Illinois Appellate Court Reverses Judgment in Favor of Class Action Plaintiff Because Evidence Demonstrated that Plaintiff Suffered no Damages and Because Trial Court’s Calculation of Damages was Flawed
A law firm filed a class action in Illinois state court against suppliers of legal products to law firms alleging Illinois and Minnesota statutory consumer fraud claims based on the allegation the defendants “add[ed], on a pro rata basis, a $6 per CD-ROM shipping-and-handling charge to the monthly billing statements sent to the plaintiff pursuant to a subscription agreement . . . without identifying the added charge and in contravention of the defendants’ previous practice of not charging customers for shipping and handling.” Smith, Allen, Mendenhall, Emons & Selby v. The Thomson Corp., ___ N.E.2d ___, 2006 WL 2947653 (Ill.App. October 26, 2006) [Slip Opn., at 2]. Following a bench trial, the court entered an $8.5 million judgment in favor of plaintiff, but denied prejudgment interest and attorney fees.

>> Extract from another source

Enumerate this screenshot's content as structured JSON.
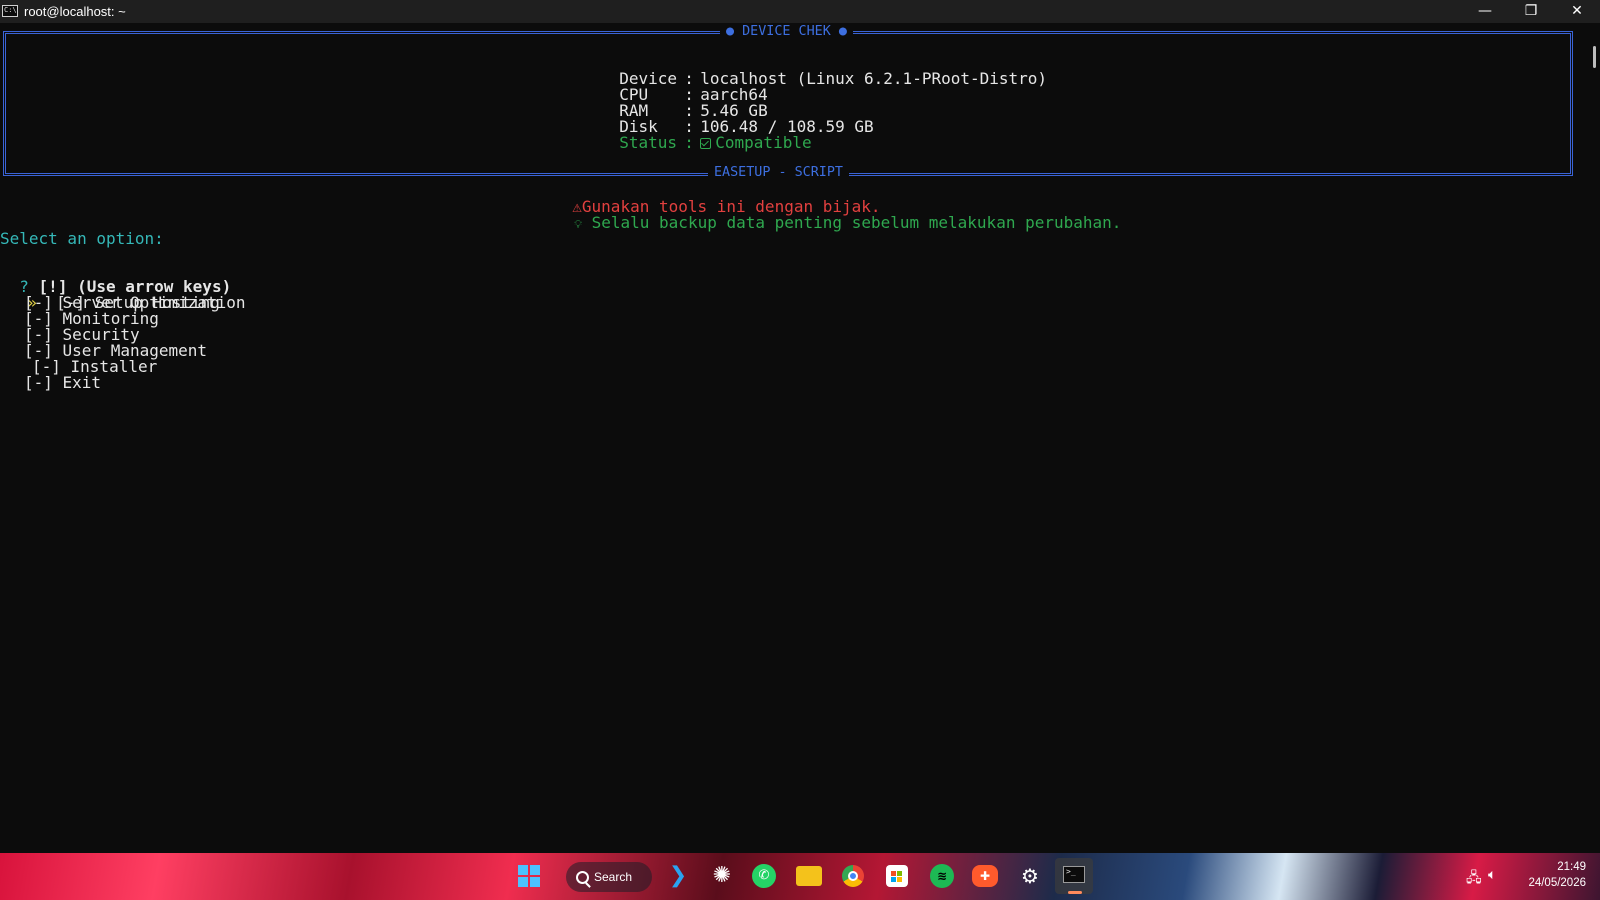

Plaintiff appealed the limitation on its award; defense attorneys cross-appealed from the underlying judgment. Id., at 1. The Appellate Court reversed the underlying judgment, rendering plaintiff’s appeal moot.
The Appellate Court recognized the heavy burden that must be met to reverse a judgment for lack of evidence, acknowledging that such reversal is warranted “only when an opposite conclusion is apparent or when finding appear to be unreasonable, arbitrary, or not based upon the evidence presented at trial.” Slip Opn., at 2. Despite this difficult burden, the Court concluded that “many reasons exist to reverse the order of the trial court,” id. The “most fundamental” of these reasons is that plaintiff failed to establish that it had suffered any damages. Id. The Court summarized the testimony of a named partner in the plaintiff law firm stating that “he (1) recognized the price increase, (2) conducted a cost-benefit analysis, and (3) chose to continue receiving the CD-ROMs.” Id. This testimony established “that the firm had not suffered any damages.” Id.
The Appellate Court also explained that the manner in which the trial court calculated damages would have compelled reversal in any event. The trial court “reach[ed] the astronomical sum” of $8.5 million in damages by accepting plaintiff’s claim that mailing sleeves cost 23¢ each and the drop-shipping charge for each CD-ROM was 87¢ and thus used a $1.10 as the “actual cost” that should have been charged per CD-ROM. This figure entirely ignored the additional costs that plaintiff admitted were properly part of the handling and shipping charge, “such as the costs of employees who pick CD-ROMs from warehouse shelves and place them into packages.” Slip Opn., at 4. This failure “constitutes a secondary, independent ground for reversal of the trial court’s order.” Id.